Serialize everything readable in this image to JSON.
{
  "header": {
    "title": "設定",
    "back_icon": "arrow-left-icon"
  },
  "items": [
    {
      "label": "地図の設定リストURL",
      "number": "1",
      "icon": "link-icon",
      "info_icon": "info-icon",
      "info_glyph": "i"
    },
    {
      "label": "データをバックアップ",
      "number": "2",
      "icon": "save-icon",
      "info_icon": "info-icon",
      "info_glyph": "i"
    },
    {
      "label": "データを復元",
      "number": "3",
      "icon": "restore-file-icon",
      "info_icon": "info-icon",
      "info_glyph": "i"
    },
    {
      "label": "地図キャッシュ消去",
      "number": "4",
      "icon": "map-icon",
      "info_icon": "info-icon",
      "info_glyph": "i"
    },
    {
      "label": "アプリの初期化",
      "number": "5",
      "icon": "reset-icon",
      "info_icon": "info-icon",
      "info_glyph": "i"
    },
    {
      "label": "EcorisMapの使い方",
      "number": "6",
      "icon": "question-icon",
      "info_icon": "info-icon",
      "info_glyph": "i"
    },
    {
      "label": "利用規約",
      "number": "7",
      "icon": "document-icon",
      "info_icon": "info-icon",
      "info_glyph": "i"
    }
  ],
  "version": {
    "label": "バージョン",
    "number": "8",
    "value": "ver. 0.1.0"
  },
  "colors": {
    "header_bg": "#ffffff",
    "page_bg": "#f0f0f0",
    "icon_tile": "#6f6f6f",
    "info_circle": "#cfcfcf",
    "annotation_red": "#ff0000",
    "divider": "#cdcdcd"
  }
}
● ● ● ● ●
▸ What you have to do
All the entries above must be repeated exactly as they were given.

▸ Finished task
Serialize everything readable in this image to JSON.
{
  "header": {
    "title": "設定",
    "back_icon": "arrow-left-icon"
  },
  "items": [
    {
      "label": "地図の設定リストURL",
      "number": "1",
      "icon": "link-icon",
      "info_icon": "info-icon",
      "info_glyph": "i"
    },
    {
      "label": "データをバックアップ",
      "number": "2",
      "icon": "save-icon",
      "info_icon": "info-icon",
      "info_glyph": "i"
    },
    {
      "label": "データを復元",
      "number": "3",
      "icon": "restore-file-icon",
      "info_icon": "info-icon",
      "info_glyph": "i"
    },
    {
      "label": "地図キャッシュ消去",
      "number": "4",
      "icon": "map-icon",
      "info_icon": "info-icon",
      "info_glyph": "i"
    },
    {
      "label": "アプリの初期化",
      "number": "5",
      "icon": "reset-icon",
      "info_icon": "info-icon",
      "info_glyph": "i"
    },
    {
      "label": "EcorisMapの使い方",
      "number": "6",
      "icon": "question-icon",
      "info_icon": "info-icon",
      "info_glyph": "i"
    },
    {
      "label": "利用規約",
      "number": "7",
      "icon": "document-icon",
      "info_icon": "info-icon",
      "info_glyph": "i"
    }
  ],
  "version": {
    "label": "バージョン",
    "number": "8",
    "value": "ver. 0.1.0"
  },
  "colors": {
    "header_bg": "#ffffff",
    "page_bg": "#f0f0f0",
    "icon_tile": "#6f6f6f",
    "info_circle": "#cfcfcf",
    "annotation_red": "#ff0000",
    "divider": "#cdcdcd"
  }
}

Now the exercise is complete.